-- Try it --
Set the data down exactly as it stands, and keep its pictures out.

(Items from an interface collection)
※ ※ ※
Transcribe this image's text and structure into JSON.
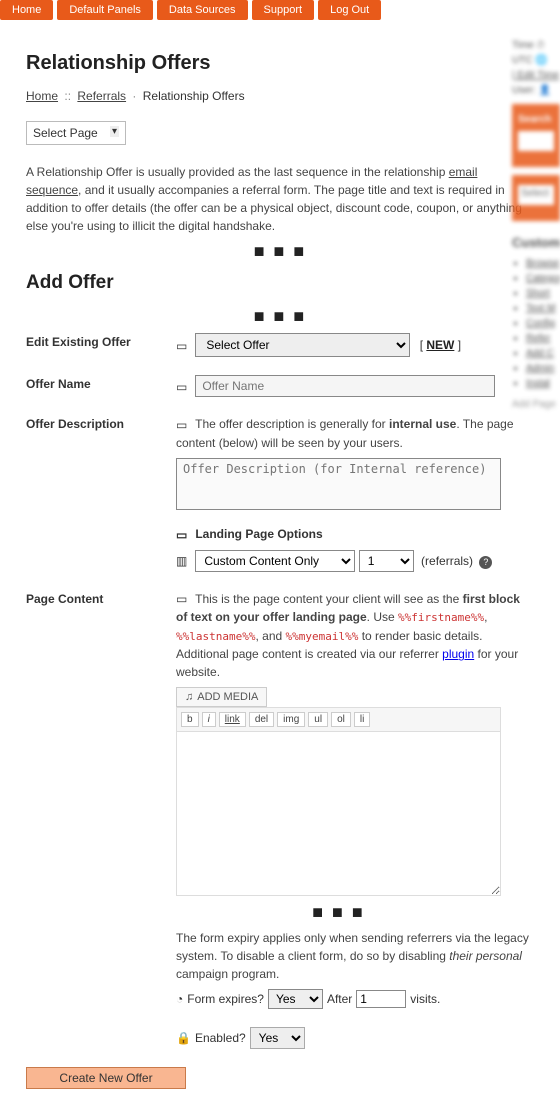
{
  "nav": {
    "items": [
      "Home",
      "Default Panels",
      "Data Sources",
      "Support",
      "Log Out"
    ]
  },
  "page_title": "Relationship Offers",
  "breadcrumbs": {
    "home": "Home",
    "referrals": "Referrals",
    "current": "Relationship Offers"
  },
  "select_page_label": "Select Page",
  "intro_before": "A Relationship Offer is usually provided as the last sequence in the relationship ",
  "intro_link": "email sequence",
  "intro_after": ", and it usually accompanies a referral form. The page title and text is required in addition to offer details (the offer can be a physical object, discount code, coupon, or anything else you're using to illicit the digital handshake.",
  "add_offer_title": "Add Offer",
  "labels": {
    "edit_existing": "Edit Existing Offer",
    "offer_name": "Offer Name",
    "offer_desc": "Offer Description",
    "landing_head": "Landing Page Options",
    "page_content": "Page Content",
    "form_expires": "Form expires?",
    "after": "After",
    "visits": "visits.",
    "enabled": "Enabled?"
  },
  "existing": {
    "select_first": "Select Offer",
    "new_label": "NEW"
  },
  "name_placeholder": "Offer Name",
  "desc_hint_before": "The offer description is generally for ",
  "desc_hint_bold": "internal use",
  "desc_hint_after": ". The page content (below) will be seen by your users.",
  "desc_placeholder": "Offer Description (for Internal reference)",
  "landing": {
    "content_mode": "Custom Content Only",
    "ref_count": "1",
    "ref_label": "(referrals)"
  },
  "pagecontent_hint": {
    "a": "This is the page content your client will see as the ",
    "b": "first block of text on your offer landing page",
    "c": ". Use ",
    "t1": "%%firstname%%",
    "comma": ", ",
    "t2": "%%lastname%%",
    "and": ", and ",
    "t3": "%%myemail%%",
    "d": " to render basic details. Additional page content is created via our referrer ",
    "plugin": "plugin",
    "e": " for your website."
  },
  "editor": {
    "add_media": "ADD MEDIA",
    "btns": [
      "b",
      "i",
      "link",
      "del",
      "img",
      "ul",
      "ol",
      "li"
    ]
  },
  "expiry_hint_a": "The form expiry applies only when sending referrers via the legacy system. To disable a client form, do so by disabling ",
  "expiry_hint_i": "their personal",
  "expiry_hint_b": " campaign program.",
  "expiry": {
    "yes": "Yes",
    "count": "1"
  },
  "enabled_val": "Yes",
  "submit_label": "Create New Offer",
  "rside": {
    "meta": [
      "Time  ⏱",
      "UTC  🌐",
      "| Edit Time",
      "User:  👤"
    ],
    "search_lbl": "Search",
    "select_lbl": "Select",
    "custom_head": "Custom",
    "links": [
      "Browse",
      "Categories",
      "Short",
      "Text M",
      "Config",
      "Refer",
      "Add C",
      "Admin",
      "Instal"
    ],
    "addpage": "Add Page"
  }
}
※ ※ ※
-- Task response --
Transcribe this image's text and structure into JSON.
{
  "nav": {
    "items": [
      "Home",
      "Default Panels",
      "Data Sources",
      "Support",
      "Log Out"
    ]
  },
  "page_title": "Relationship Offers",
  "breadcrumbs": {
    "home": "Home",
    "referrals": "Referrals",
    "current": "Relationship Offers"
  },
  "select_page_label": "Select Page",
  "intro_before": "A Relationship Offer is usually provided as the last sequence in the relationship ",
  "intro_link": "email sequence",
  "intro_after": ", and it usually accompanies a referral form. The page title and text is required in addition to offer details (the offer can be a physical object, discount code, coupon, or anything else you're using to illicit the digital handshake.",
  "add_offer_title": "Add Offer",
  "labels": {
    "edit_existing": "Edit Existing Offer",
    "offer_name": "Offer Name",
    "offer_desc": "Offer Description",
    "landing_head": "Landing Page Options",
    "page_content": "Page Content",
    "form_expires": "Form expires?",
    "after": "After",
    "visits": "visits.",
    "enabled": "Enabled?"
  },
  "existing": {
    "select_first": "Select Offer",
    "new_label": "NEW"
  },
  "name_placeholder": "Offer Name",
  "desc_hint_before": "The offer description is generally for ",
  "desc_hint_bold": "internal use",
  "desc_hint_after": ". The page content (below) will be seen by your users.",
  "desc_placeholder": "Offer Description (for Internal reference)",
  "landing": {
    "content_mode": "Custom Content Only",
    "ref_count": "1",
    "ref_label": "(referrals)"
  },
  "pagecontent_hint": {
    "a": "This is the page content your client will see as the ",
    "b": "first block of text on your offer landing page",
    "c": ". Use ",
    "t1": "%%firstname%%",
    "comma": ", ",
    "t2": "%%lastname%%",
    "and": ", and ",
    "t3": "%%myemail%%",
    "d": " to render basic details. Additional page content is created via our referrer ",
    "plugin": "plugin",
    "e": " for your website."
  },
  "editor": {
    "add_media": "ADD MEDIA",
    "btns": [
      "b",
      "i",
      "link",
      "del",
      "img",
      "ul",
      "ol",
      "li"
    ]
  },
  "expiry_hint_a": "The form expiry applies only when sending referrers via the legacy system. To disable a client form, do so by disabling ",
  "expiry_hint_i": "their personal",
  "expiry_hint_b": " campaign program.",
  "expiry": {
    "yes": "Yes",
    "count": "1"
  },
  "enabled_val": "Yes",
  "submit_label": "Create New Offer",
  "rside": {
    "meta": [
      "Time  ⏱",
      "UTC  🌐",
      "| Edit Time",
      "User:  👤"
    ],
    "search_lbl": "Search",
    "select_lbl": "Select",
    "custom_head": "Custom",
    "links": [
      "Browse",
      "Categories",
      "Short",
      "Text M",
      "Config",
      "Refer",
      "Add C",
      "Admin",
      "Instal"
    ],
    "addpage": "Add Page"
  }
}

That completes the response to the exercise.